Announcer: Thomas Lamar
Narrator: Jeffrey K. Holbrook
Composer: Brandon Boone
Sound Design & Mixing: Andrew Riffenburgh (Some sounds from the Free Sound Project; http://freesound.org/people/mrbriandesign/sounds/86991/ and http://freesound.org/people/tuhinpaul/sounds/342838/)
Photography: Bill Badzo (Adapted and licensed under a Creative Commons Attribution-NonCommercial-ShareAlike 2.0 Generic license.)
Producer/Director: J.D. Sutter

Entry on Wikipedia for "The Children's Hour"
Entry on Wikipedia for Longfellow
Longfellow's Bio on Poets.org
Longfellow's Bio on The Poetry Foundation
Analysis of "The Children's Hour" by Andrea Kalifa

Henry Wadsworth Longfellow, photographed by Julia Margaret Cameron in 1868

"The Children's Hour" by Henry Wadsworth Longfellow

Between the dark and the daylight,
    When the light is beginning to lower,
Comes a pause in the day's occupations,
    That is known as the Children's Hour.
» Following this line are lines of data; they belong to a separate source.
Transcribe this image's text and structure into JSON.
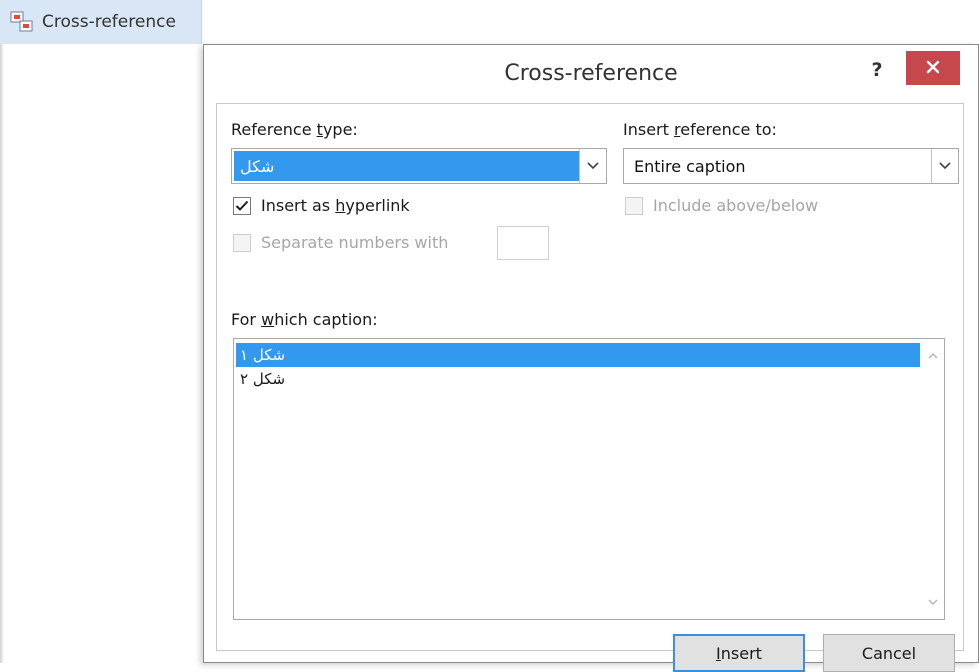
{
  "ribbon": {
    "button_label": "Cross-reference",
    "icon": "cross-reference-icon"
  },
  "dialog": {
    "title": "Cross-reference",
    "help_label": "?",
    "close_icon": "close-icon",
    "close_color": "#c7484c"
  },
  "reference_type": {
    "label_pre": "Reference ",
    "label_accel": "t",
    "label_post": "ype:",
    "value": "شكل",
    "dropdown_icon": "chevron-down-icon"
  },
  "insert_reference_to": {
    "label_pre": "Insert ",
    "label_accel": "r",
    "label_post": "eference to:",
    "value": "Entire caption",
    "dropdown_icon": "chevron-down-icon"
  },
  "insert_as_hyperlink": {
    "label_pre": "Insert as ",
    "label_accel": "h",
    "label_post": "yperlink",
    "checked": true
  },
  "include_above_below": {
    "label": "Include above/below",
    "checked": false,
    "enabled": false
  },
  "separate_numbers": {
    "label": "Separate numbers with",
    "checked": false,
    "enabled": false,
    "value": ""
  },
  "for_which_caption": {
    "label_pre": "For ",
    "label_accel": "w",
    "label_post": "hich caption:",
    "items": [
      {
        "text": "شکل ۱",
        "selected": true
      },
      {
        "text": "شکل ۲",
        "selected": false
      }
    ]
  },
  "buttons": {
    "insert_accel": "I",
    "insert_rest": "nsert",
    "cancel_label": "Cancel"
  },
  "colors": {
    "selection": "#3399ee",
    "default_button_border": "#3c8fdb",
    "ribbon_highlight": "#d8e6f5"
  }
}
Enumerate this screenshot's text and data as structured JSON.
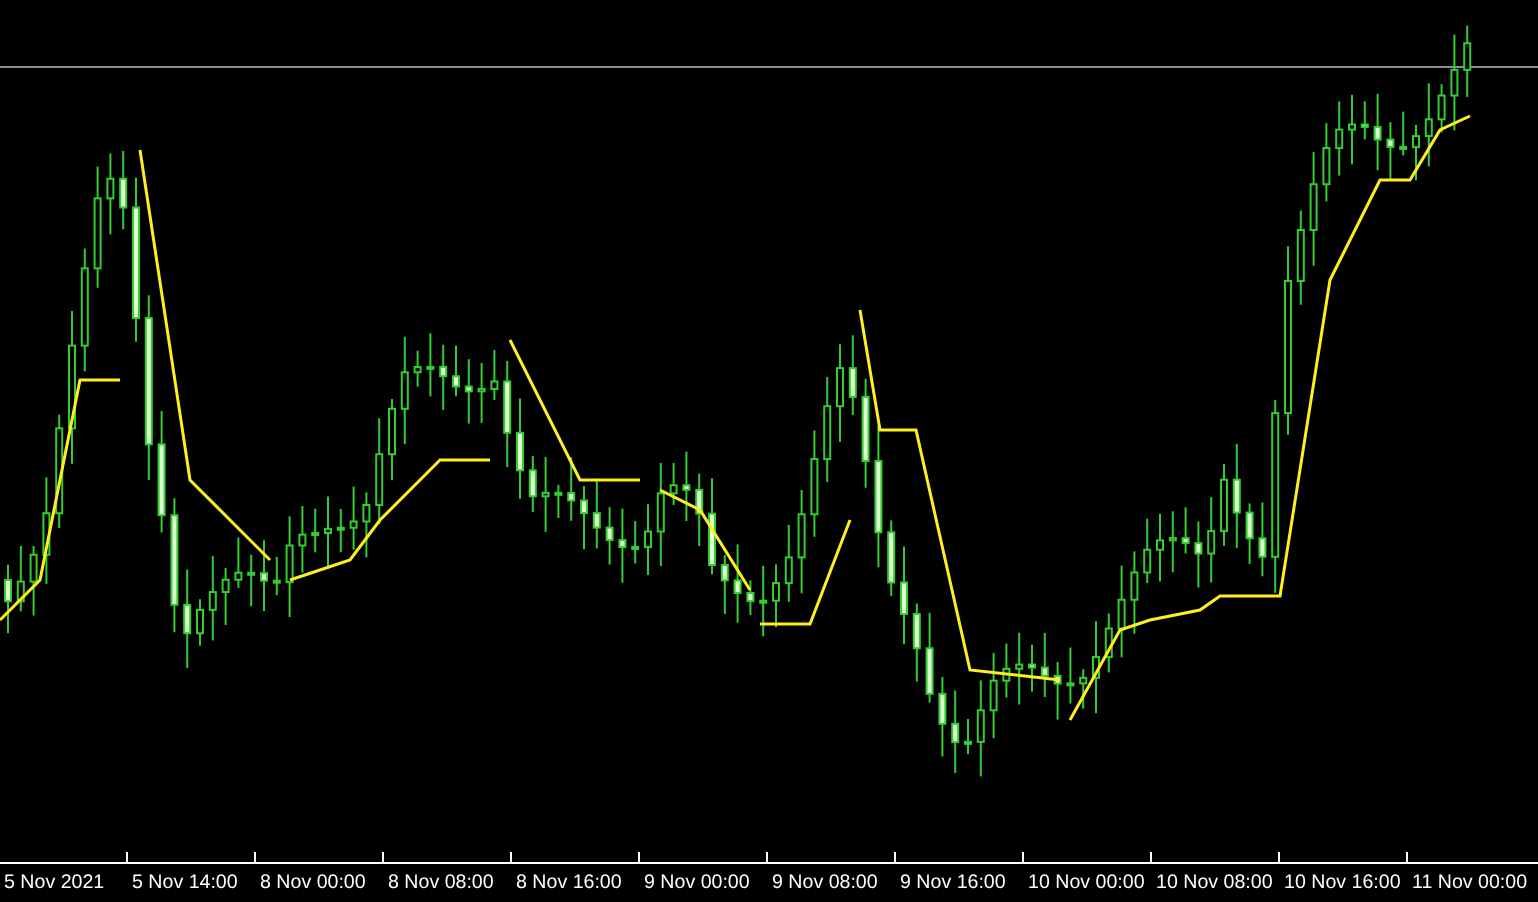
{
  "chart": {
    "x_axis_labels": [
      "5 Nov 2021",
      "5 Nov 14:00",
      "8 Nov 00:00",
      "8 Nov 08:00",
      "8 Nov 16:00",
      "9 Nov 00:00",
      "9 Nov 08:00",
      "9 Nov 16:00",
      "10 Nov 00:00",
      "10 Nov 08:00",
      "10 Nov 16:00",
      "11 Nov 00:00"
    ]
  }
}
I hear in the chamber above me
    The patter of little feet,
The sound of a door that is opened,
    And voices soft and sweet.

From my study I see in the lamplight,
    Descending from the broad hall stair,
Grave Alice, and laughing Allegra,
    And Edith with golden hair.

A whisper, and then a silence:
    Yet I know by their merry eyes
They are plotting and planning together
    To take me by surprise.

A sudden rush from the stairway,
    A sudden raid from the hall!
By three doors left unguarded
    They enter my castle wall!

They climb up into my turret
    O'er the arms and back of my chair;
If I try to escape, they surround me;
    They seem to be everywhere.

They almost devour me with kisses,
    Their arms about me entwine,
Till I think of the Bishop of Bingen
    In his Mouse-Tower on the Rhine!

Do you think, o blue-eyed banditti,
    Because you have scaled the wall,
Such an old mustache as I am
    Is not a match for you all!

I have you fast in my fortress,
    And will not let you depart,
But put you down into the dungeon
    In the round-tower of my heart.

And there will I keep you forever,
    Yes, forever and a day,
Till the walls shall crumble to ruin,
    And moulder in dust away!